- _DATA PROVIDED_:
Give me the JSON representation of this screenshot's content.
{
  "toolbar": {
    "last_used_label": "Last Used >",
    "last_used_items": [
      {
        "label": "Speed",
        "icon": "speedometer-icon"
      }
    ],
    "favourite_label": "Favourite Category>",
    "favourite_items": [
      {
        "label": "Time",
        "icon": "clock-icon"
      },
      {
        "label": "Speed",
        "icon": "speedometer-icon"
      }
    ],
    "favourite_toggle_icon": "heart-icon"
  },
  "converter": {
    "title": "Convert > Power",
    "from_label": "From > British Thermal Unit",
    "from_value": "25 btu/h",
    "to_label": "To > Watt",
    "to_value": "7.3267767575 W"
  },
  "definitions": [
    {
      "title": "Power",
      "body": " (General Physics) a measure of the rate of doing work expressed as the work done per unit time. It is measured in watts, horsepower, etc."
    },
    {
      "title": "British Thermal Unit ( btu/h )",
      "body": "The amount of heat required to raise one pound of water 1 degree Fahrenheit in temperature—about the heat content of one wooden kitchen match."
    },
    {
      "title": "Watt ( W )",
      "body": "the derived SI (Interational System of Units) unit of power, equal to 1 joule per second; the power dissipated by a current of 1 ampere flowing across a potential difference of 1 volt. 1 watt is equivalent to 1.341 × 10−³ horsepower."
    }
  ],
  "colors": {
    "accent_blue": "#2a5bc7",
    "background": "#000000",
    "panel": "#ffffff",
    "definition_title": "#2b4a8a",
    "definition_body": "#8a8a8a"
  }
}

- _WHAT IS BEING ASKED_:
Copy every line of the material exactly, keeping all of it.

- _ANSWER TO THE EXERCISE_:
Give me the JSON representation of this screenshot's content.
{
  "toolbar": {
    "last_used_label": "Last Used >",
    "last_used_items": [
      {
        "label": "Speed",
        "icon": "speedometer-icon"
      }
    ],
    "favourite_label": "Favourite Category>",
    "favourite_items": [
      {
        "label": "Time",
        "icon": "clock-icon"
      },
      {
        "label": "Speed",
        "icon": "speedometer-icon"
      }
    ],
    "favourite_toggle_icon": "heart-icon"
  },
  "converter": {
    "title": "Convert > Power",
    "from_label": "From > British Thermal Unit",
    "from_value": "25 btu/h",
    "to_label": "To > Watt",
    "to_value": "7.3267767575 W"
  },
  "definitions": [
    {
      "title": "Power",
      "body": " (General Physics) a measure of the rate of doing work expressed as the work done per unit time. It is measured in watts, horsepower, etc."
    },
    {
      "title": "British Thermal Unit ( btu/h )",
      "body": "The amount of heat required to raise one pound of water 1 degree Fahrenheit in temperature—about the heat content of one wooden kitchen match."
    },
    {
      "title": "Watt ( W )",
      "body": "the derived SI (Interational System of Units) unit of power, equal to 1 joule per second; the power dissipated by a current of 1 ampere flowing across a potential difference of 1 volt. 1 watt is equivalent to 1.341 × 10−³ horsepower."
    }
  ],
  "colors": {
    "accent_blue": "#2a5bc7",
    "background": "#000000",
    "panel": "#ffffff",
    "definition_title": "#2b4a8a",
    "definition_body": "#8a8a8a"
  }
}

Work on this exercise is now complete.